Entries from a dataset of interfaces
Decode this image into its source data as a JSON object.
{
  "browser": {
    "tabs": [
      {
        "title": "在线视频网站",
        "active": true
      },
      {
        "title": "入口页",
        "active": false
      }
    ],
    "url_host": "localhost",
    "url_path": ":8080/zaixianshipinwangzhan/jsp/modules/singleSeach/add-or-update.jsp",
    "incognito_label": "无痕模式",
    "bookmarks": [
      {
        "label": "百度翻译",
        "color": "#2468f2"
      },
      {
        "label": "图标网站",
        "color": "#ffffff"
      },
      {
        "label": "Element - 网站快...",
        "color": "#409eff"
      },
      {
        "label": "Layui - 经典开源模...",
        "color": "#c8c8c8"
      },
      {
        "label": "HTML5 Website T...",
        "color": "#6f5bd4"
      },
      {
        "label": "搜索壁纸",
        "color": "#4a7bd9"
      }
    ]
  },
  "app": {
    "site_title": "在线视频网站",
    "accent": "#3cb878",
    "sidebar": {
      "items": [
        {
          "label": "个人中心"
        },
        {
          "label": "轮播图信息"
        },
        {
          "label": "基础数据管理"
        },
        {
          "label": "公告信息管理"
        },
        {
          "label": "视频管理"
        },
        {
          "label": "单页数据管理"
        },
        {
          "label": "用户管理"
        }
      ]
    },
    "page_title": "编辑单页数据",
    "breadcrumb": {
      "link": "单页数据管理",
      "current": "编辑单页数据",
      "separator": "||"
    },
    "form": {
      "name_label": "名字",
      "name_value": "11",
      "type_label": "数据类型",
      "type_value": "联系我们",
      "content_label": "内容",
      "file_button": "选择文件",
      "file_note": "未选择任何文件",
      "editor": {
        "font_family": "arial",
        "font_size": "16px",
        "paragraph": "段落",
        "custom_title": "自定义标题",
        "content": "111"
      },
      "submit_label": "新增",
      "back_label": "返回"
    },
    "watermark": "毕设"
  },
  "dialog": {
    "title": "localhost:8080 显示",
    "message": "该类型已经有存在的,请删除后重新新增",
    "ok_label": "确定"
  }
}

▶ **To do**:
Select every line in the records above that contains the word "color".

▶ **Exercise response**:
        "color": "#2468f2"
        "color": "#ffffff"
        "color": "#409eff"
        "color": "#c8c8c8"
        "color": "#6f5bd4"
        "color": "#4a7bd9"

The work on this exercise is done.